   For some reason the Principal was in Bob's home room taking attendance. When the Principal got to Bob's name and saw an absent for the afternoon before, he asked Bob , "Where were you yesterday afternoon?"  Bob said, I blurted out, "I skipped.!" Bob said he doesn't know why he said he skipped to this day. It just came out of his mouth.

    The Principal calmly said, "Drop into my office before you go home." 

     Now Bob's buddies razzed him for admitting that he skipped when he could have got away with it.

    Bob was allowed to worry all afternoon.

    He visited the Principal after school and was given a few afternoon detentions.

    Bob was still worried about his Mom finding out. His Mom was not phoned.

    Bob likes to think about how miserable an afternoon off school could be.

    Bob joined the Air Force and was paymaster for most of the time.

Friday, February 2, 2018

FANCY HANDKERCHIEFS

       The Micro Manager is of an age when women who traveled sent little gifts to their friends. A popular gift was a fancy handkerchief! Anybody remember these?

       These handkerchiefs were of a fancy design and may have had decorative stitching in places. Many times they had the name of the place the person was visiting along with a picture in the cloth. The were sold singly or in packages of four or whatever. The handkerchiefs were folded so that the four fit in a package making four triangles. The package could also be fancy with lettering and photos or maybe a painting that had been reproduced.

      Well,   there happens to have been   50 -60 of these fancy handkerchiefs in my  house. I had no idea these things existed let alone were in my house.

     Now the Micro Manager and I have been attempting to downsize for ten or fifteen years so the handkerchiefs came on the block for disposal.

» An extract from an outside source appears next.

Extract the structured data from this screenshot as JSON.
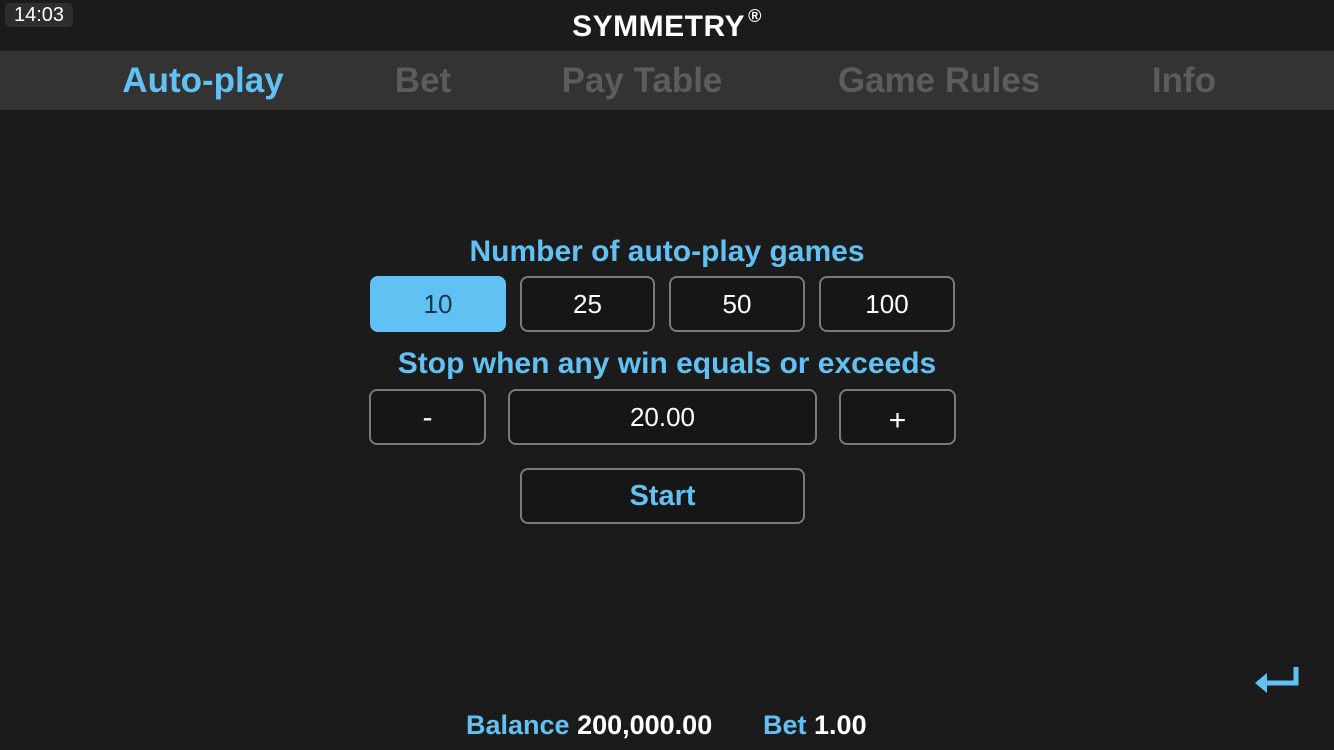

     Surprise! Surprise! These things are worth some money if you haven't wiped your nose with them.  Check out eBay. One business bought about ten of them and paid money for them. That left 40- 50 in the house. The micro Manger found out that certain groups would take the handkerchiefs and give you a charitable receipt. All you had to do was present a price that was being paid on eBay. Go to eBay and have a look and you will find many of these handkerchiefs offered for sale. They are worth more if in the original package. If the original package is in good condition...more money. If the package hasn't been opened ...more money.  As it happened the local college took the handkerchiefs for their Drama and Fine Arts program.

    Now I don't remember seeing these fancy handkerchiefs in the house. How the Micro Manager got these in the house , I'll never know.

    As of today, all the fancy handkerchiefs are gone from this house.